In 2005, Daniel Pink wrote a best-selling book called A Whole New Mind: Why Right Brainers Will Rule the Future. In it, he talks about our transition from the information age, dominated by the left brain thinking needed for jobs like accounting and programming, to the conceptual age, which is dominated by the right brain thinking needed for jobs like designing and counselling. Pink shares 6 senses that we’ll need to succeed in the conceptual age. So today, we are sharing his 6 senses and asking the question: are your presentations still stuck in the information age?
If you want your presentations to resonate with today’s audiences, you need to make sure you are using Pink’s 6 senses: design, story, symphony, play, empathy, and meaning (shown below in a graphic from GeoffMcDonald.com).

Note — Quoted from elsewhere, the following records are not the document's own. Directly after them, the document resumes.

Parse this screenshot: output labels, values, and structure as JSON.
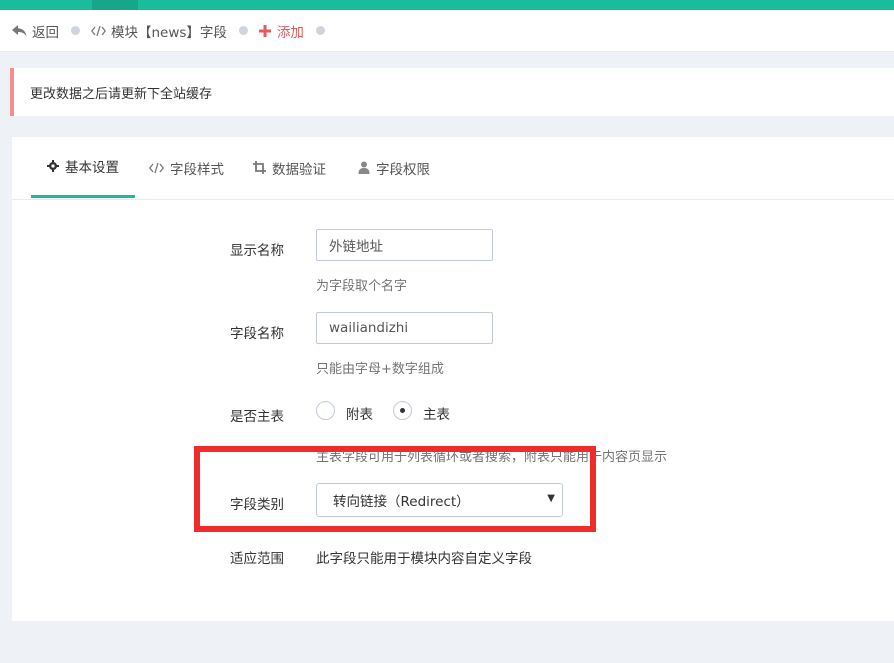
{
  "breadcrumb": {
    "back_label": "返回",
    "module_label": "模块【news】字段",
    "add_label": "添加"
  },
  "alert": {
    "message": "更改数据之后请更新下全站缓存"
  },
  "tabs": [
    {
      "label": "基本设置",
      "icon": "gear-icon"
    },
    {
      "label": "字段样式",
      "icon": "code-icon"
    },
    {
      "label": "数据验证",
      "icon": "crop-icon"
    },
    {
      "label": "字段权限",
      "icon": "user-icon"
    }
  ],
  "form": {
    "display_name": {
      "label": "显示名称",
      "value": "外链地址",
      "help": "为字段取个名字"
    },
    "field_name": {
      "label": "字段名称",
      "value": "wailiandizhi",
      "help": "只能由字母+数字组成"
    },
    "main_table": {
      "label": "是否主表",
      "options": [
        "附表",
        "主表"
      ],
      "selected": "主表",
      "help": "主表字段可用于列表循环或者搜索，附表只能用于内容页显示"
    },
    "field_type": {
      "label": "字段类别",
      "value": "转向链接（Redirect）"
    },
    "scope": {
      "label": "适应范围",
      "value": "此字段只能用于模块内容自定义字段"
    }
  },
  "colors": {
    "accent": "#1bbc9b",
    "add": "#e35b5a",
    "highlight": "#ef2b2b"
  }
}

Let’s break these down and see how you can use them to take your presentation to the next level.
“It’s no longer sufficient to create a product, a service, an experience, or a lifestyle that’s merely functional. Today it’s economically crucial and personally rewarding to create something that is also beautiful, whimsical, or emotionally engaging.”- Daniel Pink
In an interview with Oprah, Pink says, “everything is a product of a design decision” and he talks about how he trained himself to see good and bad design by carrying a design notebook. Watch the full interview here. If you are giving presentations that are text-heavy and look like documents, that’s a good clue you have an information age PowerPoint on your hands. Today’s presentation design communicates clearly while also being beautiful. Check out our portfolio for examples of beautiful presentation design.

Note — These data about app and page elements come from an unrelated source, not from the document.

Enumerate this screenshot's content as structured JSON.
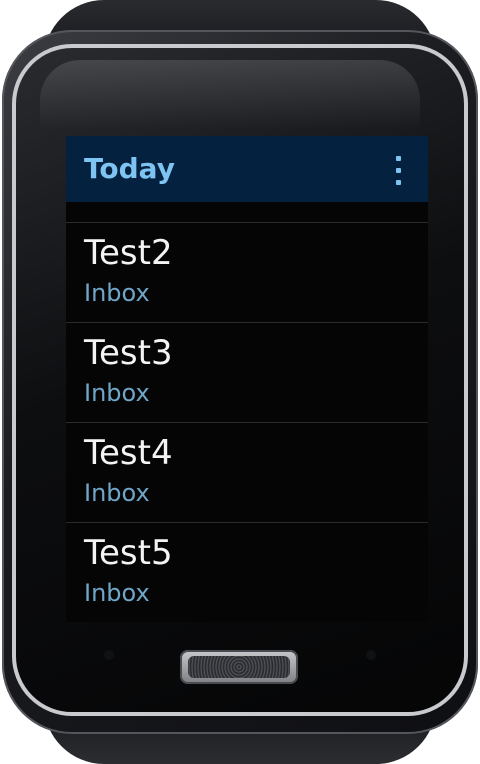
{
  "header": {
    "title": "Today",
    "more_icon": "more-vertical-icon"
  },
  "accent_color": "#7ec3f2",
  "header_bg_color": "#04223f",
  "messages": [
    {
      "title": "Test2",
      "folder": "Inbox"
    },
    {
      "title": "Test3",
      "folder": "Inbox"
    },
    {
      "title": "Test4",
      "folder": "Inbox"
    },
    {
      "title": "Test5",
      "folder": "Inbox"
    }
  ]
}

“Somehow in our somewhat serious society, narration and storytelling have been banished as soft, as fake, as not serious, when in fact they are fundamental to how human beings process the world.”- Daniel Pink
Every great presentation tells at least one great story. Storytelling is how we connect information to the people it ultimately affects. If you aren’t telling stories in your presentations, it’s time to start including the kind of narratives that can move the audience like nothing else can. Try this time-tested format for storytelling to get you started.
“What’s in greatest demand today isn’t analysis but synthesis – seeing the big picture and, crossing boundaries, being able to combine disparate pieces into an arresting new whole.”- Daniel Pink
Symphony is one of those concepts that is a little fuzzy. Basically, it is being able to connect the dots and to help your audience connect the dots. To increase the symphony in your presentations, keep asking yourself why this information matters, why these stories are important, how these statistics relate to other patterns, and what the big picture is. And then communicate those things clearly.
“Too much [seriousness] can be bad for your career and worse for your general well-being. In the conceptual age, in work and in life, we all need to play.”- Daniel Pink
This is the one that I think presenters struggle with most. We get this feeling that presentations are such serious business, and sometimes they are. But when we focus too much on this seriousness, we tend to turn into automatons with robotic voices, strange movements, cold nonverbals, and boring presentations. What would it look like to play with your audience? To laugh with them? And how could those moments of connection benefit your presentation and your overall purpose?
“Logic alone won’t do. What will distinguish those who thrive will be their ability to understand what makes their fellow woman or man tick, to forge relationships, and to care for others.”- Daniel Pink
Great presenters excel at empathy and it drives their success. Why? Because they truly care for their audiences. They take time to step outside of their own perspective to understand and recognize the perspectives of others. This is a crucial skill in developing, designing, and delivering presentations that will resonate with diverse audiences.
“We live in a world of breathtaking material plenty that has freed hundreds of millions of people from day-to-day struggles and liberated us to pursue more significant desires: purpose, transcendence and spiritual fulfilment.”- Daniel Pink
In other words, Pink is saying that we are oriented toward and interested in things that have meaning. We want all of our work and effort to be part of something that matters. So when you deliver presentations in today’s world, you have to take time to show how your ideas, products, company, etc. contributes to some larger purpose.
How do your presentations measure up?
Can we suggest a quick evaluation? Now that you know how Pink defines each of these 6 senses of the conceptual age, take a moment to reflect on how your presentations measure up. Note your areas of strength and weakness.
- To what degree do my presentations incorporate great design?
- Do I effectively incorporate storytelling into my presentations?
- Do I clearly point to the symphony of ideas and patterns in my presentations?
- How well have I incorporated play in my presentations?
- To what degree do my presentations demonstrate empathy with my audience?
- How effectively do my presentations communicate my deeper purpose or meaning?
If you feel like your presentations are stuck in the information era, Ethos3 can help move them into the conceptual era. Find out how.